It is important to understand why Dr. Crossan believes this about the natural/supernatural.  For Dr. Crossan, not only is it the case that the resurrection of Jesus is a metaphor, God himself is a mere metaphor.  He does not have any objective existence apart from the human mind.  God is a metaphorical construct.  Consider this exchange between Craig and Crossan:
Craig: During the Jurassic age, when there were no human beings, did God exist?
Crossan: Meaningless question.
Craig: But surely that's not a meaningless question.  It's a factual question.  Was there a being was the Creator and Sustainer of the universe during that period of time when no human beings existed?  It seems to me that in your view you'd have to say no.

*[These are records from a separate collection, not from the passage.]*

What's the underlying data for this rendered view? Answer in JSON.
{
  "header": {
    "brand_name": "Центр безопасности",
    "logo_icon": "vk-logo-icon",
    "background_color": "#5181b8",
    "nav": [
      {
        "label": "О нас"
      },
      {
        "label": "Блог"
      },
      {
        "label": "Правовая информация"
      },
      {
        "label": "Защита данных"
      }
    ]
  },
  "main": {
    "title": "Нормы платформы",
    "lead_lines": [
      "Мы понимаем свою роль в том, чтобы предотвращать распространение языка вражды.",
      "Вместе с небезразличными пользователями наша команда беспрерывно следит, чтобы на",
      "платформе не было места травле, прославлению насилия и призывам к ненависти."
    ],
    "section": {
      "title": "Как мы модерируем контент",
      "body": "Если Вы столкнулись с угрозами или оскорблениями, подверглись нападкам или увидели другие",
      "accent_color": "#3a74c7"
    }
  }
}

Crossan: Well, I would probably prefer to say no because what you're doing is trying to put yourself in the position of God and ask, "How is God apart from revelation?  How is God apart from faith?"  I don't know if you can do that.  You can do it, I suppose, but I don't know if it really has any point. (p. 51) 

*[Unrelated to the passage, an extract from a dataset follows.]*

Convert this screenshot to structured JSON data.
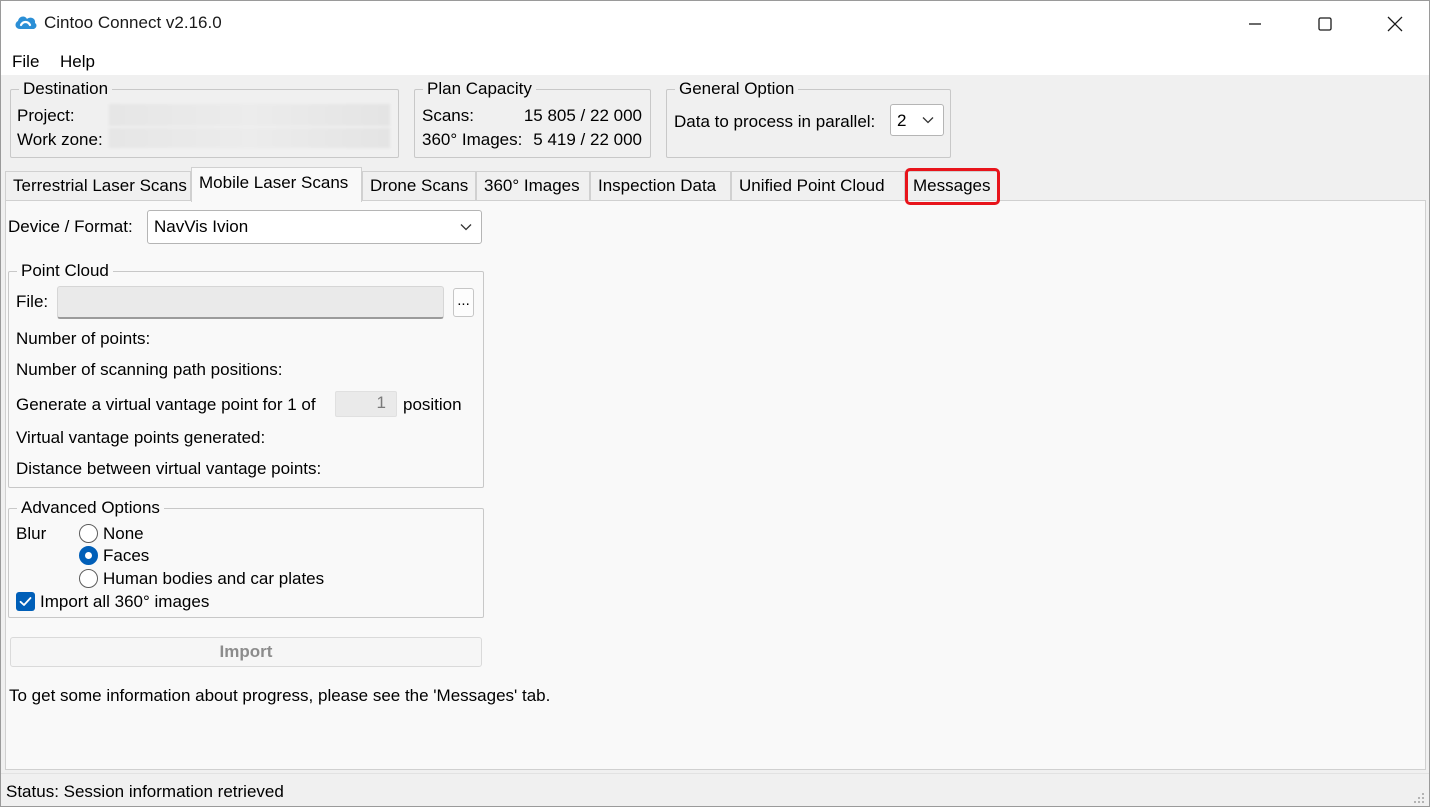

In his concluding statement for the book Dr. Craig marks this interchange as the "turning point in the debate":
"The turning point in the debate came, in my opinion, during the dialogue portion, when I pressed Dr. Crossan on whether the theological statement 'God exists' is a statement of fact or a statement of faith (an interpretation).  Reread that section closely.  In affirming that 'God exists' is a statement of faith, Dr. Crossan implies that this is just an interpretation which a believer puts on reality; from a factual point of view, God does not exist.  Dr. Crossan struggles valiantly to elude this implication by stating that is meaningless to ask how God would be if no humans existed.  But this question is grammatically well formed and clearly meaningful, as is his question, 'Would I be annoyed if I hadn't been conceived?'  (That is what my kids call a 'no-duh' question; obviously if you hadn't been conceived, you wouldn't be annoyed, since you wouldn't exist!)

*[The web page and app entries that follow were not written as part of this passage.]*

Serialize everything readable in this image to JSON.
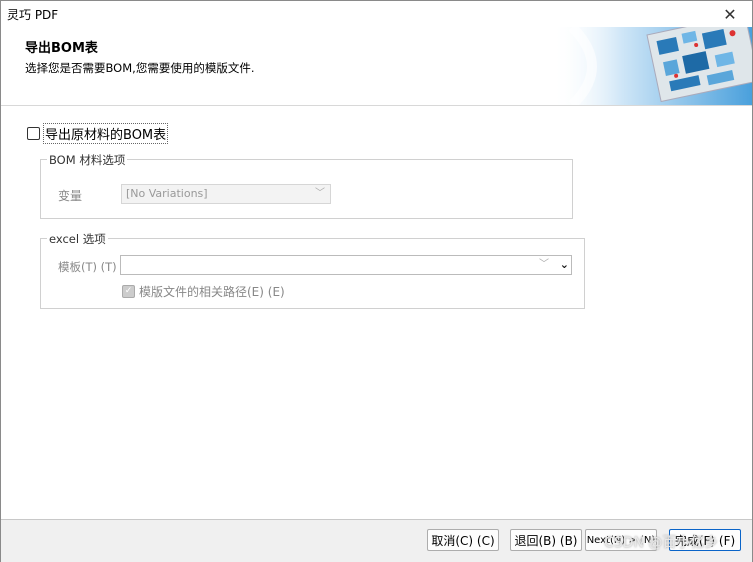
{
  "window": {
    "title": "灵巧 PDF",
    "close_glyph": "✕"
  },
  "header": {
    "title": "导出BOM表",
    "description": "选择您是否需要BOM,您需要使用的模版文件."
  },
  "main_checkbox": {
    "label": "导出原材料的BOM表",
    "checked": false
  },
  "bom_group": {
    "legend": "BOM 材料选项",
    "variation_label": "变量",
    "variation_value": "[No Variations]"
  },
  "excel_group": {
    "legend": "excel 选项",
    "template_label": "模板(T) (T)",
    "template_value": "",
    "relative_path_label": "模版文件的相关路径(E) (E)",
    "relative_path_checked": true
  },
  "buttons": {
    "cancel": "取消(C) (C)",
    "back": "退回(B) (B)",
    "next": "Next(N) > (N)",
    "finish": "完成(F) (F)"
  },
  "watermark": "CSDN @百小亿乡",
  "colors": {
    "focus_border": "#0a64c8",
    "disabled_text": "#888888"
  }
}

"So did God exist during the Jurassic age?  Was there a Creator and Sustainer of the universe at that time?  Dr. Crossan finally comes clean and says he'd prefer to say no.  Now if God does not exist independently of the human imagination, if God is just a projection of human consciousness, if it is we who create God rather than God who creates us, then how is this any different from what my atheist friends believe?  What this exchange revealed is that on a factual level Dr. Crossan's view is, as I suspected, atheism.  'God' is just an interpretive construct which human beings put on the universe in the same way that 'Christ' is an interpretive construct which Christian believers put on the purely human Jesus.  In this light, it is no surprise at all that Dr. Crossan believes neither in miracles nor in the resurrection of Jesus as events of history.  For, from a factual perspective, there really is no such person or being as God to bring about these events." (pp. 173-174)
Machen is thus vindicated in his insight regarding liberal theology's pantheizing tendency.  For the liberal theologian "God" is so correlated with the world process that all that is left is the evolutionary world process which evolved humans come to call "God."  "God" is simply the linguistic token by which we designate "the ultimate mystery" of existence.  Granting this view of reality there can, of course, be no miracles nor any authoritative revelation from "outside" the world process.  All is in a state of evolving flux.  Liberal theology is simply naturalism that continues to use the traditional language of Christian theism (ex., "God", "Christ", etc.).